The study, Ileal-lymphoid-nodular hyperplasia, non-specific colitis, and pervasive developmental disorder in children concludes, "We have identified a chronic enterocolitis in children that may be related to neuropsychiatric dysfunction.
Many sources advise parents to room in with the baby prior to discharge from the hospital so that they can learn how to care for the special health needs of infants recovering from necrotizing enterocolitis.
It is estimated that narcotizing enterocolitis affects 2 percent of all newborns, but it is more frequently seen in very low birth weight infants, affecting as many as 13.3 percent of these babies.
Breast-fed infants have a lower incidence of necrotizing enterocolitis than formula-fed infants; however, conclusive data showing that breast milk may be protective was as of 2004 not available.
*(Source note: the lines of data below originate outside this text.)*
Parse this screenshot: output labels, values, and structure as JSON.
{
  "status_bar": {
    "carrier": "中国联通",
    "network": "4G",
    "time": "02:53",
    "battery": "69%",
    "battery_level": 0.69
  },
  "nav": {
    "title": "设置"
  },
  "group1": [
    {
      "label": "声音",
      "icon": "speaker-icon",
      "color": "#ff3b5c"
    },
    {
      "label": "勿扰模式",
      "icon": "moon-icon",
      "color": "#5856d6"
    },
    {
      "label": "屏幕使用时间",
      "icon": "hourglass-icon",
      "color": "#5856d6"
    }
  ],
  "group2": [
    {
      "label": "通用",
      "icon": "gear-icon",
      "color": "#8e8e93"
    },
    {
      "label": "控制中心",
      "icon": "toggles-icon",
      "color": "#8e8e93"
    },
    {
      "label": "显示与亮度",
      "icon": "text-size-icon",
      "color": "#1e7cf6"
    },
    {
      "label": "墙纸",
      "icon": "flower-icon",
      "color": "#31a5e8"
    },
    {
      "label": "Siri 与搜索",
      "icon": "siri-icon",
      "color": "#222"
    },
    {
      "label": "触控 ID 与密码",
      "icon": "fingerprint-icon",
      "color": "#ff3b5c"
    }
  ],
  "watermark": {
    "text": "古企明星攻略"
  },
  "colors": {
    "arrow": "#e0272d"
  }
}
In very small or sick premature infants, the risk for necrotizing enterocolitis may be diminished by beginning parenteral nutrition and delaying enteral feedings for several days to weeks.